- Watch a film, listen to music, play a board game, get a colouring book
- Soak in the bath with a good book or magazine, scented candles and a fizzy bath bomb or sit in the garden with the sun on your face
- Take up a new hobby – learning something new can give you a different focus and stop you over-worrying
- Exercise – it’s a fab way of relieving stress – go to the gym, dance, football, yoga, run or walk – find a local Parkrun here.
- Ditch the gadgets for one night – sounds scary but avoid the stress of looking at other people’s ‘perfect’ lives online
- Sleep – a good night’s sleep makes a big difference – put the gadgets down at least half an hour before
- De-clutter – you’ll feel satisfaction, organised and in control
- A healthy, balanced diet – improve your health, look and feel better and be more confident
- Think positive – deciding to think positive can help – you’ll become used to seeing the positive in situations and will feel less stressed – Fake It Until You Make It!
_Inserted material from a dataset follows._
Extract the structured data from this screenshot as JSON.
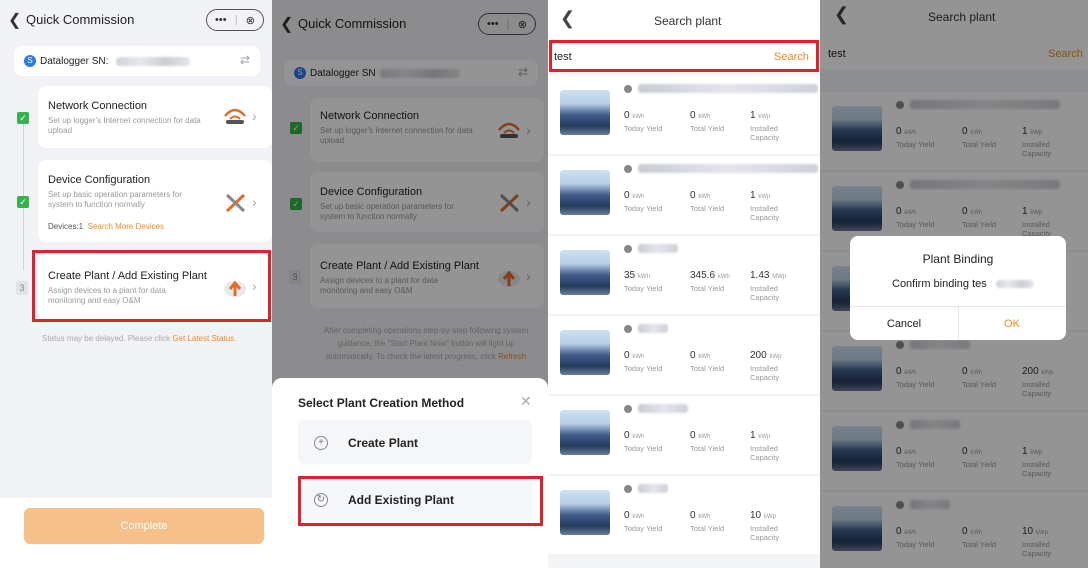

- Laughter is the best medicine. – choose what you do wisely – Happy People, Happy Films, Happy Music, Happy Social Media etc.
- Breathe – learn some simple breathing techniques
- Mindfulness/meditation/yoga – these techniques really work for some – find ideas here
- Talk – tell people how you’re feeling – they might be able to help.
Despite trying all of these things, sometimes you will still feel stressed. Be kind to yourself. We’re all human and you have to do what you need to do to make you feel better. Sometimes a having a good cry, a big hug, or looking at cute puppy pictures can make thing seem a bit better. Sadly, there is no magic wand, but knowing what makes us stressed and knowing what we can do ourselves to manage our stress levels is very important. We hope that some of the ideas above will work for you.
If you need to talk to someone about a mental health issue, Meic can point you in the right direction to get the help you need. If there’s anything else worrying you (it doesn’t have to be a mental health issue) then call Meic to talk to a friendly advisor.
Meic is an information and advocacy helpline for children and young people aged 0-25 in Wales. We are open 8am to midnight, 7 days a week. You can contact us free on the phone (080880 23456), text message (84001) or online chat.